Pick out all lines with the word "getPlanets" from the records that follow.

▶ [GIVEN ENTRIES]:
• • • •

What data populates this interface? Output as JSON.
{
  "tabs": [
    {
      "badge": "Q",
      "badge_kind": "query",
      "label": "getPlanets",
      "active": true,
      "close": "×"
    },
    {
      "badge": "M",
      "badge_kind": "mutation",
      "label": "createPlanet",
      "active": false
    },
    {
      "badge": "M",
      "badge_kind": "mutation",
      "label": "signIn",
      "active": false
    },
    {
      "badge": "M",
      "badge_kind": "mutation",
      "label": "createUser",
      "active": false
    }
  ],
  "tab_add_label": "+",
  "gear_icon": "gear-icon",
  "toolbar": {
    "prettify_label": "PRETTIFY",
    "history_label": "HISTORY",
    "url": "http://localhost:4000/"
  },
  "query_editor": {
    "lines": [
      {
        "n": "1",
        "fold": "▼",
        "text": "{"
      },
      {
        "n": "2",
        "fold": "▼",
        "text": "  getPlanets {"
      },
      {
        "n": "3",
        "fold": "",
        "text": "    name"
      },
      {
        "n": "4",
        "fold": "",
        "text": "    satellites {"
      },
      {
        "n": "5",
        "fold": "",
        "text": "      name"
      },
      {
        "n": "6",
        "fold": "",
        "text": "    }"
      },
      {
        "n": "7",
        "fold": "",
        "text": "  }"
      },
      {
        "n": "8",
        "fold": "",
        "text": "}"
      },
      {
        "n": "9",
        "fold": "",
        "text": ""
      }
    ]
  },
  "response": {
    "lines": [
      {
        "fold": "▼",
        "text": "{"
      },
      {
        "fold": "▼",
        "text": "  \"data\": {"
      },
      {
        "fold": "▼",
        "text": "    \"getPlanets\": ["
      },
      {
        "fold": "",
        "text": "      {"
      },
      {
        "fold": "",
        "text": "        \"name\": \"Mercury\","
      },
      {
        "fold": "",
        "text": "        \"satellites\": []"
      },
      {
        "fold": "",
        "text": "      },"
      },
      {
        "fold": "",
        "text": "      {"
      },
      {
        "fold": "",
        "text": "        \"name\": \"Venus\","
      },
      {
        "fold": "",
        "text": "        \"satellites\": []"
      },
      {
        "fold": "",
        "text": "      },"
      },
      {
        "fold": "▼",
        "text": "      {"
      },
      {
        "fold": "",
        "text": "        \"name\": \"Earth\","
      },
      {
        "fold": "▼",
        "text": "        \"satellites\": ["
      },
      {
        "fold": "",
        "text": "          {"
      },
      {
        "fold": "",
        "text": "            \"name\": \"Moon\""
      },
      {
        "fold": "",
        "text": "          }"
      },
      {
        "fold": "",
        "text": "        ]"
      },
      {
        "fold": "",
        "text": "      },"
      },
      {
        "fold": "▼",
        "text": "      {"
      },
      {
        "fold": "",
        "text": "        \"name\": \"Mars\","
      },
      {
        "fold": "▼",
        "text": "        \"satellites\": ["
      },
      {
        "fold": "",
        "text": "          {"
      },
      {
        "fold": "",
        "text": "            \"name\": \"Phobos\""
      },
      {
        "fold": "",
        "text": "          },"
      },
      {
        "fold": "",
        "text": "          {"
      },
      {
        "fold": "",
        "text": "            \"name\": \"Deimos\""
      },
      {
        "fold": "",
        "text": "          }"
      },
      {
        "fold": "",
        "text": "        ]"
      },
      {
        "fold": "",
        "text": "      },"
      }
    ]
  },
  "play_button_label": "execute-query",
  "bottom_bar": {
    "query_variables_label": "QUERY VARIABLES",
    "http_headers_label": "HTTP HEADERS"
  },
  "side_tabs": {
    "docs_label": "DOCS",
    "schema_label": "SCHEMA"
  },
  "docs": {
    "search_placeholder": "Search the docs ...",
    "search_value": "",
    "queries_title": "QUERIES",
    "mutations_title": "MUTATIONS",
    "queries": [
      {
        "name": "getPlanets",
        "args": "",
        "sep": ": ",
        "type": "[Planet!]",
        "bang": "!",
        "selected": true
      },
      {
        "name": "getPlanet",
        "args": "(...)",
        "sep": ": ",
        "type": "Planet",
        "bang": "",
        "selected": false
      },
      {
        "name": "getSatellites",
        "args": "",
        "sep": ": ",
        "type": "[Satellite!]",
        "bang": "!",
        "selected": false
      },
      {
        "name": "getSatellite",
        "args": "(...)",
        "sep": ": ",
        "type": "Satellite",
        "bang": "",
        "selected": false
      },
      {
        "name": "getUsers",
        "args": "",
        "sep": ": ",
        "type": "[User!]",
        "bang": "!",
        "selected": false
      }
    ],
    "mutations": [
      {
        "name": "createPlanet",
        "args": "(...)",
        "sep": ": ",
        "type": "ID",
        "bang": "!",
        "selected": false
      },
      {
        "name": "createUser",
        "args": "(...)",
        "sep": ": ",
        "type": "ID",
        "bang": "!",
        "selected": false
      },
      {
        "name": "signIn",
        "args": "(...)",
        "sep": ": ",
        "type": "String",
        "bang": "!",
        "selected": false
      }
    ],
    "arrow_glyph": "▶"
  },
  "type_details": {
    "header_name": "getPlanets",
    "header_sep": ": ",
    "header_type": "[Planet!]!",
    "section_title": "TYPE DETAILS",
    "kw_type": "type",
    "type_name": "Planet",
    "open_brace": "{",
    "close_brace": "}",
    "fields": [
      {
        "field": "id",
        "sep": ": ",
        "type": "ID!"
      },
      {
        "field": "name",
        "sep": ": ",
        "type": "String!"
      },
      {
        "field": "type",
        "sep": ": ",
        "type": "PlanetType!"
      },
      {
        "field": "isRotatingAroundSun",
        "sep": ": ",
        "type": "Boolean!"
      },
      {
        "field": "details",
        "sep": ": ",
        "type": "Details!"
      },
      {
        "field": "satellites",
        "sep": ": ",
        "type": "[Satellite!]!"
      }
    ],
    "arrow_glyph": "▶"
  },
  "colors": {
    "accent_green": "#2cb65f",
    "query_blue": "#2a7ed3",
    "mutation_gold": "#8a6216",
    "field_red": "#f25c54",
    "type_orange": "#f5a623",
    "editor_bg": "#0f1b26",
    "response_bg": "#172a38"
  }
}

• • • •

▶ [SOLUTION FOR THIS PROBLEM]:
      "label": "getPlanets",
        "text": "  getPlanets {"
        "text": "    \"getPlanets\": ["
        "name": "getPlanets",
    "header_name": "getPlanets",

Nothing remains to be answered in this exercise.